I’m oftened haunted by a thought that with all the great writers and thinkers in the world that there is no original thought left, that I’ll never string together a truly innovative series of words or write something that hasn’t already been said in far better ways. Still, I struggle to string together pretty words in my notebook, always disappointed in the results. My two-year old looks at me quizzically and and I tell her I’m writing a story. She looks at my scrawling, carefully studying me, and then says “You’re drawing your ideas?” And yeah, that’s exactly what I’m doing. “Drawing my ideas.” It’s a briliant piece of phrasing really, better than anything I could have come up with.
She does that a lot.
Her little mind is still soft, and logic isn’t a barrier to her like it is to me. She doesn’t use the crutch of overused phrases because she doesn’t know them. She’s forced to build her own. I envy her that. The last bastian of truly original thought belongs to toddlers and psychotics, a kind of erratic reasoning and creative well-spring that most of us are “cured” of over time.
At night she calls out sometimes, crying about how a witch flies into her room. I tell her that I’ve put up an anti-broomstick net around the house to keep out any witches and she shakes her head. “No mommy, the witches are flies. They sneak in under the doors. You have to hum them to sleep so they’ll feel better and sleep.” I hum to invisible witch-flies in the night. I’m told they all fell asleep on the spiderweb outside her window. I wouldn’t know. I can’t see them like she does.
There’s a secret magic moving about our house, visible only to her. I listen to my two-year old as she pulls an egg from the refrigerator and delicately holds it up to her ear.
“Hush, mommy. You’ll wake up the spiders.”
“Spiders? Those are just chicken eggs, baby.”

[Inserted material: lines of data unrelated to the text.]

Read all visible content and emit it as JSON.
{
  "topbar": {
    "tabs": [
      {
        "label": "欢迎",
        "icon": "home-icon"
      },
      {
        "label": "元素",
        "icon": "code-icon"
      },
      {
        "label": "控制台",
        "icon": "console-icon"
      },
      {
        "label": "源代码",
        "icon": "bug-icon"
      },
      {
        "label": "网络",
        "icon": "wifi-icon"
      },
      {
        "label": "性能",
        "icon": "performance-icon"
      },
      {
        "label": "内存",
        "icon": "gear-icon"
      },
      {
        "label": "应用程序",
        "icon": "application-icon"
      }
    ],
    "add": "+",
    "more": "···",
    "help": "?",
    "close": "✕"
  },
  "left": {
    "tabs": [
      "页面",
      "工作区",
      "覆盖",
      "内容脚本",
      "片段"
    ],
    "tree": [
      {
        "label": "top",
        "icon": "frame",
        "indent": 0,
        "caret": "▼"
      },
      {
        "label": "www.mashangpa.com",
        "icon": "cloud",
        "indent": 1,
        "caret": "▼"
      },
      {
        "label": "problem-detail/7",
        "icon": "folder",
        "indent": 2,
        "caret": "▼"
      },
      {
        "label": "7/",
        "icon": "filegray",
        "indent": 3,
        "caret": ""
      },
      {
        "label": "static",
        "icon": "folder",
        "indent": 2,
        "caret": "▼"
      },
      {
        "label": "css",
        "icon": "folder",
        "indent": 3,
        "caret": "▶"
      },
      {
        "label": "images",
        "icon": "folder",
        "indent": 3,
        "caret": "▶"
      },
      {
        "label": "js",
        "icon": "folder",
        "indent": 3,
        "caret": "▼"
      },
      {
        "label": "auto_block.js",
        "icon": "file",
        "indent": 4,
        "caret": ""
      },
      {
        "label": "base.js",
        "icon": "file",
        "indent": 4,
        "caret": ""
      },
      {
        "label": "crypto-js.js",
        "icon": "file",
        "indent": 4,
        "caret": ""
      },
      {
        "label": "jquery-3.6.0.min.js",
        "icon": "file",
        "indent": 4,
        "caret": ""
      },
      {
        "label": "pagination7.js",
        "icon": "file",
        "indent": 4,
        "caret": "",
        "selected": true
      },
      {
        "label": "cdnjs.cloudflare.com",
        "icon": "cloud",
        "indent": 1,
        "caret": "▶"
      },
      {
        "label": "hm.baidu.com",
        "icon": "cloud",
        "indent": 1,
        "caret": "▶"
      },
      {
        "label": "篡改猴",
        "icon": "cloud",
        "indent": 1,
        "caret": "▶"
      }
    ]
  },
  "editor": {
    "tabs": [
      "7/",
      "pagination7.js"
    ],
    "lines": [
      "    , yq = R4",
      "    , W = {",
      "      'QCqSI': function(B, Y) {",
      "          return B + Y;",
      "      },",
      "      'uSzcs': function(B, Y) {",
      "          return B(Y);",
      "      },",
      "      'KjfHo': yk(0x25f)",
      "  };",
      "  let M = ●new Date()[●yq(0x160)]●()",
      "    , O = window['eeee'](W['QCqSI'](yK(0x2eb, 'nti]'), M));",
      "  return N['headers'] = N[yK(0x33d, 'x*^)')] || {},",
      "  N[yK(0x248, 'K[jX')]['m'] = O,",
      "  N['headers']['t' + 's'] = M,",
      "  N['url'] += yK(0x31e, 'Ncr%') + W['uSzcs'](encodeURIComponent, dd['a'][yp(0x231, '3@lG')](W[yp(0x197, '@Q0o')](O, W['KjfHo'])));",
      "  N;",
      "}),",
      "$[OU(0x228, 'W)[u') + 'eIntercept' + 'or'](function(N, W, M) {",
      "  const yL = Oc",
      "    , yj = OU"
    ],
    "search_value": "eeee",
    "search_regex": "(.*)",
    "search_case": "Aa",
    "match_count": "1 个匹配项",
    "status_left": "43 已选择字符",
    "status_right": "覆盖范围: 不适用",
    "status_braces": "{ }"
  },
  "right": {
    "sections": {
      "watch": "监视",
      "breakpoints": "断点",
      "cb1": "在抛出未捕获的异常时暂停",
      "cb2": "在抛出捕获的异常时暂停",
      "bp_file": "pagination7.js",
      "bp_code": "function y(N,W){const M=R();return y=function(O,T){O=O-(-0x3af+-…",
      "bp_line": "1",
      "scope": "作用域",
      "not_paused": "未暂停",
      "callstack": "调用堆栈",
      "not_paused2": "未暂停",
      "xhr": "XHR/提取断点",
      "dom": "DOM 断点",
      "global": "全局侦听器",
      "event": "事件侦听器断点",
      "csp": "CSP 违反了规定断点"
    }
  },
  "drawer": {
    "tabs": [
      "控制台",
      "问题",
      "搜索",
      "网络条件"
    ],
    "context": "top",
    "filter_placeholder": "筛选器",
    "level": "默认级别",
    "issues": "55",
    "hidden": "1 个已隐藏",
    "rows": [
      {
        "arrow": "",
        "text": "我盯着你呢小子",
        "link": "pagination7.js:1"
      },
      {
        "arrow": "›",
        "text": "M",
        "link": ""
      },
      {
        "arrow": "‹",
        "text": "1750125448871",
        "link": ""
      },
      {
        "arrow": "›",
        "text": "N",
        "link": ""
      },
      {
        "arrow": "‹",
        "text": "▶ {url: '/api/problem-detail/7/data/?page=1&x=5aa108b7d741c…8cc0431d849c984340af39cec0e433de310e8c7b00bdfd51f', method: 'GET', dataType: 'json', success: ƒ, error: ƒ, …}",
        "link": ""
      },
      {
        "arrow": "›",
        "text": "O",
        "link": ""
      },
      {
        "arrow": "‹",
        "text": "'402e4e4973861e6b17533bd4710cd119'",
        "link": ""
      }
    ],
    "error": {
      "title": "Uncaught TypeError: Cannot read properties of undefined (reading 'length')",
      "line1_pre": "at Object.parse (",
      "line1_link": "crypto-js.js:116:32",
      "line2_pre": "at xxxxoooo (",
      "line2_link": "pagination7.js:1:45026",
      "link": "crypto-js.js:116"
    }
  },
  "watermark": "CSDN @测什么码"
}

“No mommy,” she whispers as she holds it out to me. “These are spiders eggs. All spinnely and slippety. You hear them, mommy?”
No, baby. I can’t hear them.
God, I wish I still could.